I have started a short series on money called "The Great Give: The Discipline of Generous Living." Financial stewardship has been called "the one area of our spiritual lives we cannot fake." Our giving says so much about our spiritual living. Perhaps that's why Jesus taught more about money than He did about heaven or hell.
Once the topic of money is broached, a whole host of practical questions follows. How much? How often? Net or gross income [I love the answer: "If you want a net blessing, give on net income. If you want a gross blessing, give on gross."]? A very important question concerns the destination of our giving. To whom/where should we direct our generosity?

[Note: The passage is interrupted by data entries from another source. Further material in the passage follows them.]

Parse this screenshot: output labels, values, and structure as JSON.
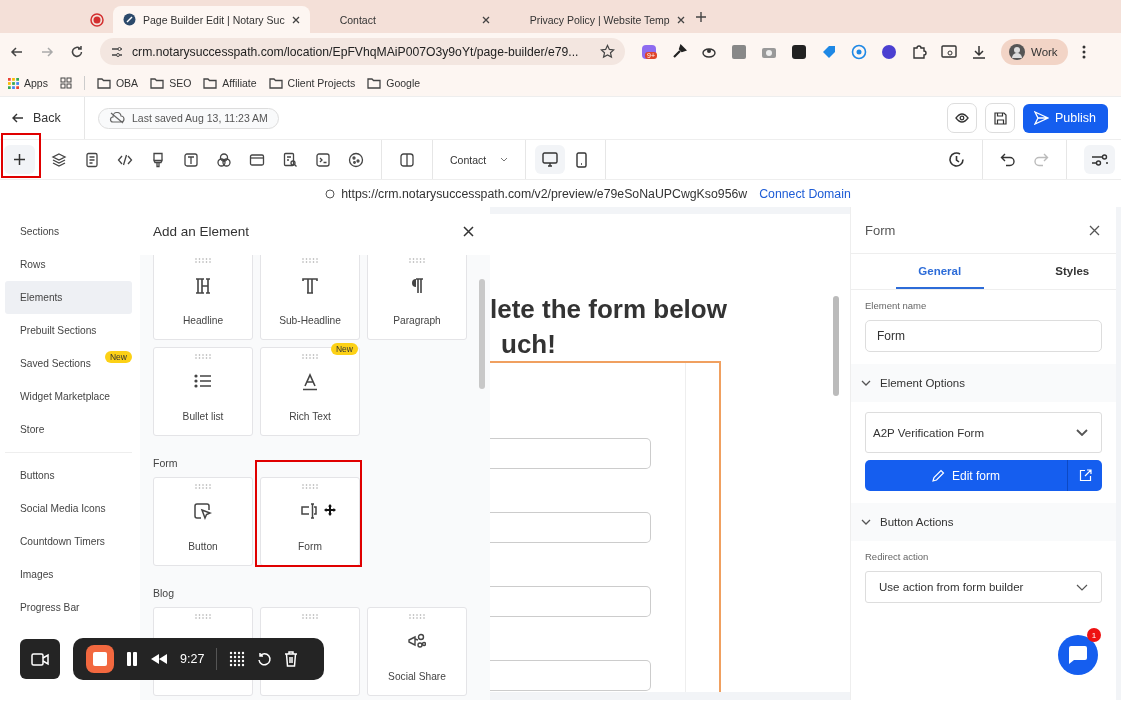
{
  "browser": {
    "tabs": [
      {
        "kind": "recording",
        "selected": false
      },
      {
        "kind": "page",
        "title": "Page Builder Edit | Notary Suc",
        "selected": true
      },
      {
        "kind": "page",
        "title": "Contact",
        "selected": false
      },
      {
        "kind": "page",
        "title": "Privacy Policy | Website Temp",
        "selected": false
      }
    ],
    "address": "crm.notarysuccesspath.com/location/EpFVhqMAiP007O3y9oYt/page-builder/e79...",
    "extension_badge": "9+",
    "profile": "Work",
    "bookmarks": [
      "Apps",
      "OBA",
      "SEO",
      "Affiliate",
      "Client Projects",
      "Google"
    ]
  },
  "header": {
    "back": "Back",
    "last_saved": "Last saved Aug 13, 11:23 AM",
    "publish": "Publish"
  },
  "toolbar": {
    "add_highlighted": true,
    "page_select": "Contact",
    "devices": [
      {
        "kind": "desktop",
        "selected": true
      },
      {
        "kind": "mobile",
        "selected": false
      }
    ],
    "redo_disabled": true
  },
  "preview": {
    "url": "https://crm.notarysuccesspath.com/v2/preview/e79eSoNaUPCwgKso956w",
    "connect": "Connect Domain"
  },
  "left_nav": {
    "groups": [
      [
        {
          "label": "Sections",
          "selected": false
        },
        {
          "label": "Rows",
          "selected": false
        },
        {
          "label": "Elements",
          "selected": true
        },
        {
          "label": "Prebuilt Sections",
          "selected": false
        },
        {
          "label": "Saved Sections",
          "selected": false,
          "badge": "New"
        },
        {
          "label": "Widget Marketplace",
          "selected": false
        },
        {
          "label": "Store",
          "selected": false
        }
      ],
      [
        {
          "label": "Buttons",
          "selected": false
        },
        {
          "label": "Social Media Icons",
          "selected": false
        },
        {
          "label": "Countdown Timers",
          "selected": false
        },
        {
          "label": "Images",
          "selected": false
        },
        {
          "label": "Progress Bar",
          "selected": false
        }
      ]
    ]
  },
  "add_panel": {
    "title": "Add an Element",
    "sections": [
      {
        "items": [
          {
            "kind": "headline",
            "label": "Headline",
            "highlighted": false
          },
          {
            "kind": "subheadline",
            "label": "Sub-Headline",
            "highlighted": false
          },
          {
            "kind": "paragraph",
            "label": "Paragraph",
            "highlighted": false
          },
          {
            "kind": "bullets",
            "label": "Bullet list",
            "highlighted": false
          },
          {
            "kind": "richtext",
            "label": "Rich Text",
            "badge": "New",
            "highlighted": false
          }
        ]
      },
      {
        "heading": "Form",
        "items": [
          {
            "kind": "button",
            "label": "Button",
            "highlighted": false
          },
          {
            "kind": "form",
            "label": "Form",
            "highlighted": true
          }
        ]
      },
      {
        "heading": "Blog",
        "items": [
          {
            "kind": "covered",
            "highlighted": false
          },
          {
            "kind": "covered",
            "highlighted": false
          },
          {
            "kind": "share",
            "label": "Social Share",
            "highlighted": false
          }
        ]
      }
    ]
  },
  "canvas": {
    "heading_lines": [
      "lete the form below",
      "uch!"
    ],
    "fields": [
      {
        "kind": "input"
      },
      {
        "kind": "input"
      },
      {
        "kind": "input"
      },
      {
        "kind": "input"
      }
    ]
  },
  "settings": {
    "title": "Form",
    "tabs": [
      {
        "label": "General",
        "selected": true
      },
      {
        "label": "Styles",
        "selected": false
      }
    ],
    "element_name_label": "Element name",
    "element_name": "Form",
    "sections": [
      {
        "title": "Element Options",
        "expanded": true,
        "select": "A2P Verification Form",
        "button": "Edit form"
      },
      {
        "title": "Button Actions",
        "expanded": true,
        "field_label": "Redirect action",
        "select": "Use action from form builder"
      }
    ],
    "chat_badge": "1"
  },
  "recorder": {
    "time": "9:27"
  }
}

I'd like to answer this question on two fronts. First, I believe it is important for Christians to focus a majority of their charitable giving on Kingdom-centered initiatives. To be sure, the local symphony, animal shelter or policeman's banquet are all noble causes. But, when the souls of people are at stake, the greatest investment we can make is in ministries which are strategically and intentionally designed to make Jesus Christ known. This doesn't mean that every ministry is financially accountable or equal in regards to its effectiveness. But, when the Christian has to decide whether to save the trees or save people, give to people. In this, you lay up for yourselves treasure which are heavenly and eternal [Matthew 6:19-20].
Second, I believe it is important for Christians to give to their church first, then to support ministries. Throughout the Bible, God's people were commanded to give their tithe ["tenth"] to the priests, the apostles or the church. The Israelites were not allowed to take a tenth of their crop and distribute it at will. The early church brought their money "to the apostles to give to those who had need" [Acts 4:35]. Each time, God's people entrusted their resources to leaders who were given the responsibility to steward and safeguard the resources.

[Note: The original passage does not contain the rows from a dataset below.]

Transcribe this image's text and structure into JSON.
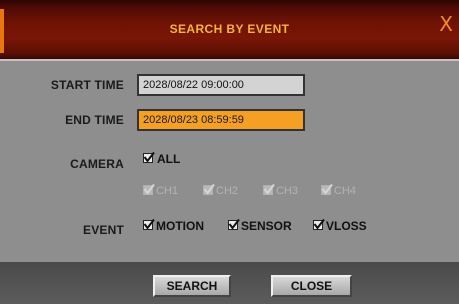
{
  "dialog": {
    "title": "SEARCH BY EVENT",
    "close_glyph": "X"
  },
  "start_time": {
    "label": "START TIME",
    "value": "2028/08/22 09:00:00"
  },
  "end_time": {
    "label": "END TIME",
    "value": "2028/08/23 08:59:59"
  },
  "camera": {
    "label": "CAMERA",
    "all": {
      "label": "ALL",
      "checked": true
    },
    "channels": [
      {
        "label": "CH1",
        "checked": true,
        "enabled": false
      },
      {
        "label": "CH2",
        "checked": true,
        "enabled": false
      },
      {
        "label": "CH3",
        "checked": true,
        "enabled": false
      },
      {
        "label": "CH4",
        "checked": true,
        "enabled": false
      }
    ]
  },
  "event": {
    "label": "EVENT",
    "types": [
      {
        "label": "MOTION",
        "checked": true
      },
      {
        "label": "SENSOR",
        "checked": true
      },
      {
        "label": "VLOSS",
        "checked": true
      }
    ]
  },
  "buttons": {
    "search": "SEARCH",
    "close": "CLOSE"
  },
  "colors": {
    "title_text": "#f3b33c",
    "titlebar": "#7a1606",
    "active_field": "#f5a024",
    "panel": "#8e8e8e"
  }
}
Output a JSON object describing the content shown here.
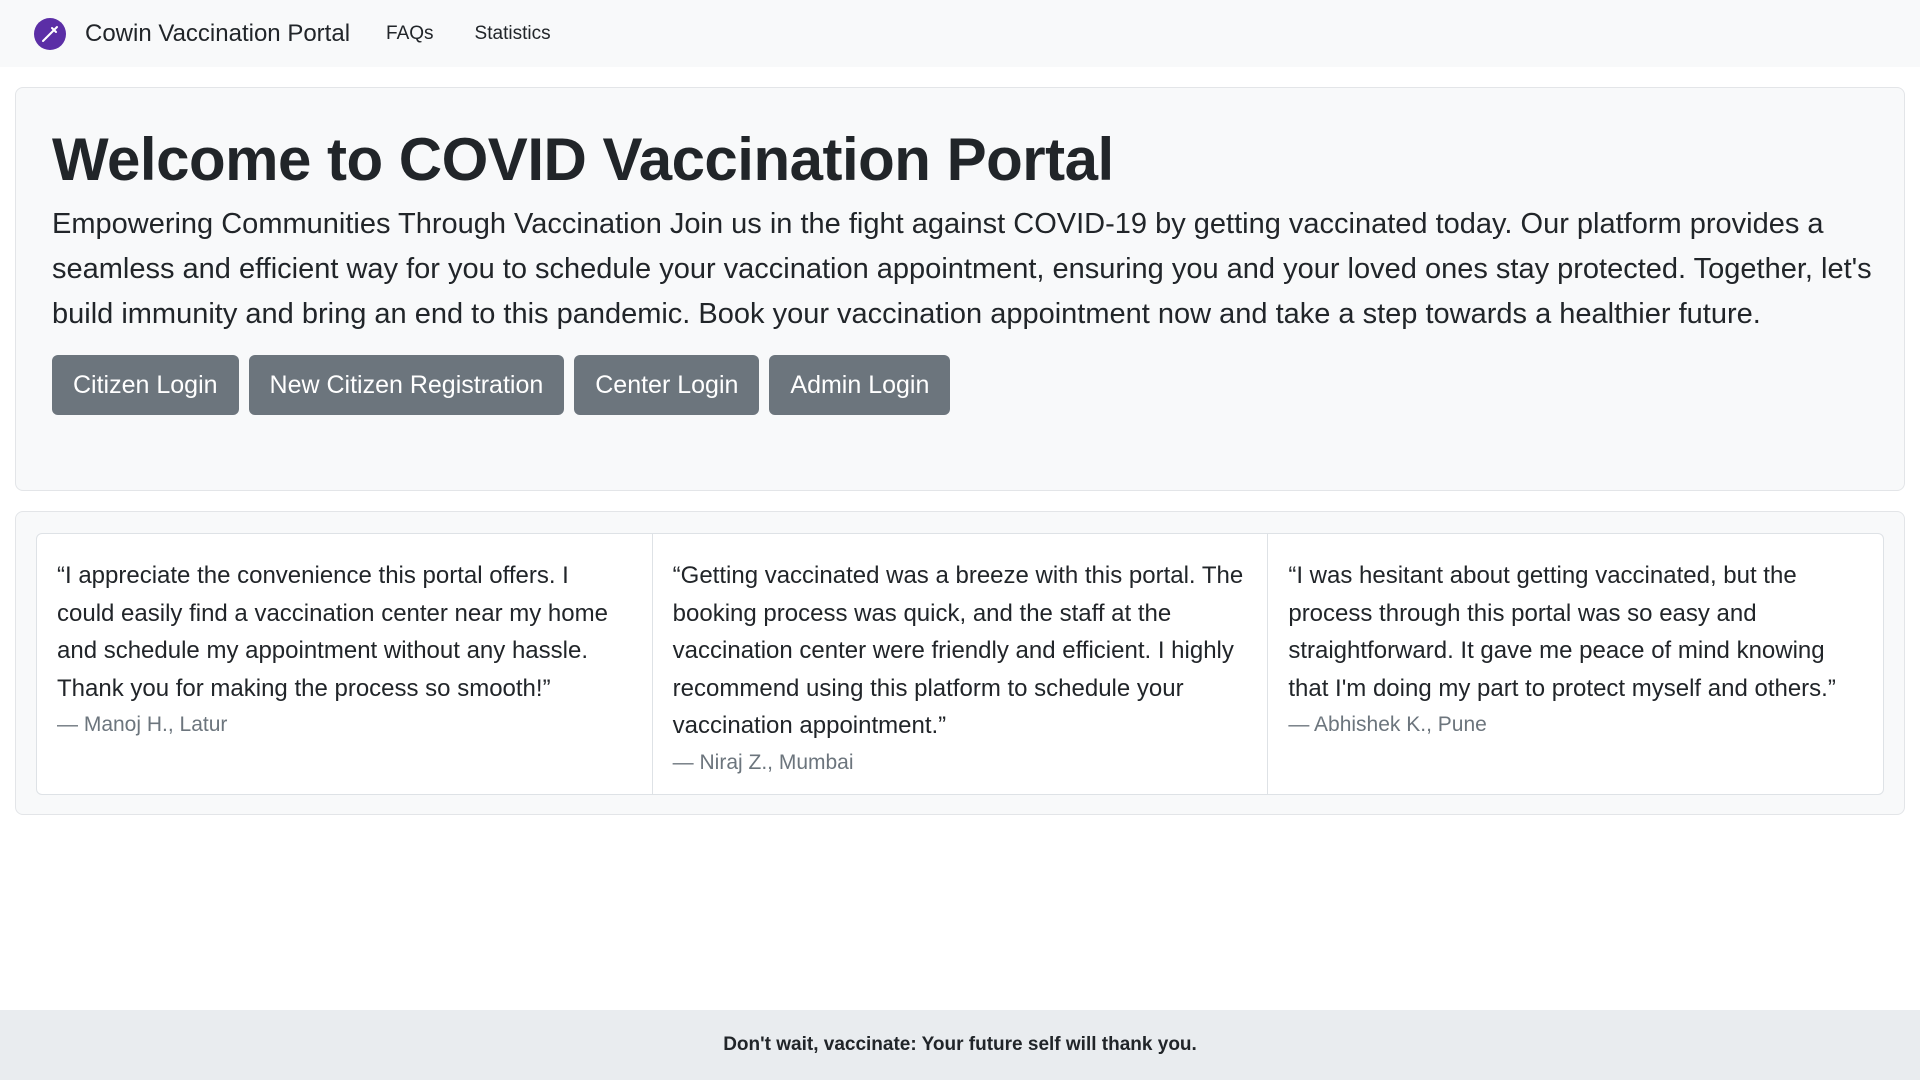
{
  "navbar": {
    "brand": "Cowin Vaccination Portal",
    "logo_icon": "syringe-icon",
    "logo_color": "#5b2ea6",
    "links": [
      "FAQs",
      "Statistics"
    ]
  },
  "hero": {
    "title": "Welcome to COVID Vaccination Portal",
    "text": "Empowering Communities Through Vaccination Join us in the fight against COVID-19 by getting vaccinated today. Our platform provides a seamless and efficient way for you to schedule your vaccination appointment, ensuring you and your loved ones stay protected. Together, let's build immunity and bring an end to this pandemic. Book your vaccination appointment now and take a step towards a healthier future.",
    "buttons": [
      "Citizen Login",
      "New Citizen Registration",
      "Center Login",
      "Admin Login"
    ],
    "button_color": "#6c757d"
  },
  "testimonials": [
    {
      "quote": "“I appreciate the convenience this portal offers. I could easily find a vaccination center near my home and schedule my appointment without any hassle. Thank you for making the process so smooth!”",
      "author": "— Manoj H., Latur"
    },
    {
      "quote": "“Getting vaccinated was a breeze with this portal. The booking process was quick, and the staff at the vaccination center were friendly and efficient. I highly recommend using this platform to schedule your vaccination appointment.”",
      "author": "— Niraj Z., Mumbai"
    },
    {
      "quote": "“I was hesitant about getting vaccinated, but the process through this portal was so easy and straightforward. It gave me peace of mind knowing that I'm doing my part to protect myself and others.”",
      "author": "— Abhishek K., Pune"
    }
  ],
  "footer": {
    "text": "Don't wait, vaccinate: Your future self will thank you."
  }
}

I believe there is a logistical and spiritual reason for this plan. Logistically, or practically, the community leaders [Levites, apostles, elders, etc.] are charged with seeing the needs in the whole community. As leaders of God's people, they are better able to disburse the funds of God's people in an equitable, balanced, strategic manner. Conversely, if all the people in the church gave to whomever they wished, the church would have no means to accomplish it's central mission. Spiritually, the act of giving is intended to be a step of faith wrapped in surrender. There is the ever-present temptation to go half the distance of faith/surrender by giving, but still attempt to maintain control by personally choosing where my money goes and how it is spent. In this, I miss the full "losing" and "gaining" that God has planned for me [Matthew 16:25].

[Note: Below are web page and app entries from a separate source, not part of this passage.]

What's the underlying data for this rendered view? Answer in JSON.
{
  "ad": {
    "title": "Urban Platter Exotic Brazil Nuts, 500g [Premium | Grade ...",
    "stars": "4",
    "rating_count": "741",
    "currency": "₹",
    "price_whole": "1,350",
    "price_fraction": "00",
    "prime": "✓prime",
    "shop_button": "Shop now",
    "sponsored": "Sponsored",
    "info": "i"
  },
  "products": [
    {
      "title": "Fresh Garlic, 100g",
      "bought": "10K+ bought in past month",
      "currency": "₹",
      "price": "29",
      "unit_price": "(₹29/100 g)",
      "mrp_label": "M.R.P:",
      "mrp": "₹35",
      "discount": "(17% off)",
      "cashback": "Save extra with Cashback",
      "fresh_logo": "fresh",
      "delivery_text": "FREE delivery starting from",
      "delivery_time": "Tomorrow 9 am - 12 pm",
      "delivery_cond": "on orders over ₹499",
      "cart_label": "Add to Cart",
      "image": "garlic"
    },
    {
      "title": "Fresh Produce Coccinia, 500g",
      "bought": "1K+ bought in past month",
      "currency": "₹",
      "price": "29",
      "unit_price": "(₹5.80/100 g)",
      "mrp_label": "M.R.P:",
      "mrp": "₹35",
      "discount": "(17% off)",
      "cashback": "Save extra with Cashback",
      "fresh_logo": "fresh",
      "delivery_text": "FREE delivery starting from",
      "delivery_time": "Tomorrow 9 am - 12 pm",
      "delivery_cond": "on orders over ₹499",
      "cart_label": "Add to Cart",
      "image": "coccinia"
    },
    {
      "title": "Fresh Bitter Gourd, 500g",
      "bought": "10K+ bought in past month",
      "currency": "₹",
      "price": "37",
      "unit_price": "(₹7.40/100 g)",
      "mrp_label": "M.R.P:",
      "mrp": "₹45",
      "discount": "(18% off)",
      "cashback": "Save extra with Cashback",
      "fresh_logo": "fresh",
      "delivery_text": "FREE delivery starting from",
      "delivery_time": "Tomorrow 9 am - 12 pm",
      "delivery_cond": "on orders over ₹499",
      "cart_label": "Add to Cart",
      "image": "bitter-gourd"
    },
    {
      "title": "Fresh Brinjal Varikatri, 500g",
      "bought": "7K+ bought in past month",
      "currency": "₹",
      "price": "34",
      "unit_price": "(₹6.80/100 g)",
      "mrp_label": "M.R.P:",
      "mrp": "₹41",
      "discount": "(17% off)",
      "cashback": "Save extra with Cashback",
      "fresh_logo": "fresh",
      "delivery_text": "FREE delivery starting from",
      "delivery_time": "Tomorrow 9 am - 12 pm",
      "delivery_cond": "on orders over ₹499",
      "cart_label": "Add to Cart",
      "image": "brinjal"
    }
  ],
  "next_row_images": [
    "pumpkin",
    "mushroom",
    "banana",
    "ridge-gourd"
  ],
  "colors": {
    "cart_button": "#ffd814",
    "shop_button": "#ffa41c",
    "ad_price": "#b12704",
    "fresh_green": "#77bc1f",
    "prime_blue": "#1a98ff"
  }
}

Having offered this perspective, let me also address the other side. I do believe it is important for Christians to support initiatives within their community. Supporting participants in a breast cancer awareness walk-a-thon or giving a contribution to the local Girl Scouts can be a great thing. In addition, I do believe it's important for Christians to support ministry beyond the scope of their church. Hopefully, every believer has a relationship with a missionary whom they support. There are thousands of God-honoring, non-profit organizations who are committed to spiritual life change [I sit on the board of a an incredible Christian fraternity, http://www.betaupsilonchi.org/] and they deserve our partnership, over and above our commitment to our churches.
The good news is that all the money to accomplish all of God's mission is available. Let's seek the wisdom of God to give faithfully, regularly and strategically to the places where we might see the greatest return on our generous investments.